Categories: News, Ole Miss, Politics Tags:

Duvall surprised at level of attention his Ole Miss bill is getting

January 26th, 2011 No comments

In the 2009 legislative session, Rep. Mark Duvall, D-Mantachie, was one of two authors of a bill that would have prohibited the use of automated cameras on streets and highways to catch folks speeding, running stop signs or red lights or any other illegal traffic shenanigans. The bill eventually gained Gov. Haley Barbour’s approval and the use of any kind of electronic recording equipment to police traffic is now illegal in Mississippi.

Duvall, who’s in his first term, got a lot of blowback on that issue, but nothing like he’s getting now on his bill that would mandate the Ole Miss mascot be Colonel Rebel, the sports teams’ nickname be Rebels, and that the band play “Dixie.”

Magnolia Marketplace just wrapped up a 15-minute phone conversation with Duvall. We’ll get to what he said in just a second, but first a little background on Duvall:

After graduating from Mantachie High School, he attended Itawamba Community College with the hopes of majoring in pharmacy at Ole Miss. Before he finished at ICC, he decided he wanted to major in engineering, so Mississippi State made the most sense. He said he pulls for Ole Miss except when the Rebels play the Bulldogs.

“And then I’m a Bulldog fan,” he said.

So with that in mind, why did Duvall introduce this bill?

“Out of concern that was expressed to me from some of the folks in my district because of the mascot change,” he said. “They didn’t feel they were getting their point across to the athletic department and the administration, so I said I’d do whatever I could to help that happen. Filing this bill is the only way I could do that.”

House Bill 1106 has been referred to the Universities and Colleges Committee. Duvall realizes it has virtually no shot of making it out to the House floor.

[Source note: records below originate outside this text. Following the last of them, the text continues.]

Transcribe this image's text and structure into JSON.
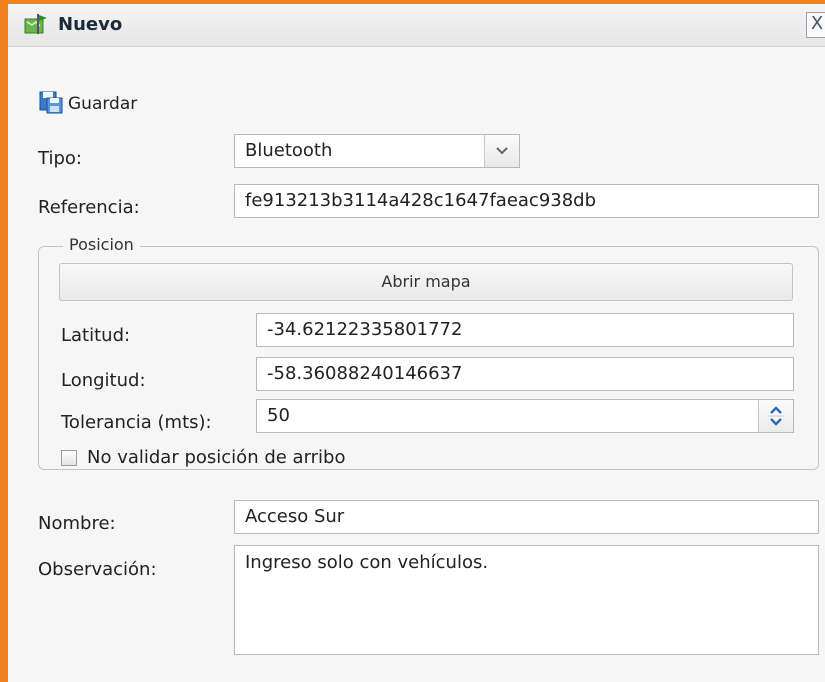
{
  "window": {
    "title": "Nuevo",
    "close_glyph": "X"
  },
  "toolbar": {
    "save_label": "Guardar"
  },
  "form": {
    "tipo": {
      "label": "Tipo:",
      "value": "Bluetooth"
    },
    "referencia": {
      "label": "Referencia:",
      "value": "fe913213b3114a428c1647faeac938db"
    },
    "posicion": {
      "legend": "Posicion",
      "map_button": "Abrir mapa",
      "latitud": {
        "label": "Latitud:",
        "value": "-34.62122335801772"
      },
      "longitud": {
        "label": "Longitud:",
        "value": "-58.36088240146637"
      },
      "tolerancia": {
        "label": "Tolerancia (mts):",
        "value": "50"
      },
      "no_validar": {
        "label": "No validar posición de arribo",
        "checked": false
      }
    },
    "nombre": {
      "label": "Nombre:",
      "value": "Acceso Sur"
    },
    "observacion": {
      "label": "Observación:",
      "value": "Ingreso solo con vehículos."
    }
  },
  "icons": {
    "title": "flag-map-icon",
    "save": "save-icon",
    "select": "chevron-down-icon",
    "spinner": "spinner-arrows-icon"
  },
  "colors": {
    "window_border": "#f0821e",
    "icon_blue": "#2f6db3"
  }
}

Like the traffic camera bill two years ago, Duvall said it’s possible the mascot/Dixie legislation could be attached to an appropriations bill. “But that would all depend on the mood of the House,” he said. Duvall added that he has not received any direct feedback from Ole Miss brass.

He’s received plenty from everybody else.

“I really didn’t think it would get this much coverage,” he said. “My email inbox is flooded. My cell phone won’t stop ringing. I’m pretty sure my secretary is ready for this to be over, but it’s all part of the process.”

Turkeys and a Golden Egg

November 23rd, 2010 1 comment

Apologies for the neglect over the past 10 days. Jury duty that took longer than we had planned to get excused from and a trip to Laurel to check on the progress of the latest Choctaw casino put quite a kink in our regular blogging schedule.

The Mississippi Business Journal goes to press today, and we’ll take the rest of the week off for Thanksgiving. We have some pretty good stuff planned for the next couple of weeks. We hope you enjoy reading it as much as we enjoy putting it together.

Until then, may your table be covered with only the finest holiday fare and may the Rebels lay a whoopin’ on the Bulldogs.

Be safe, be cool and be stuffed. Happy Thanksgiving from Magnolia Marketplace.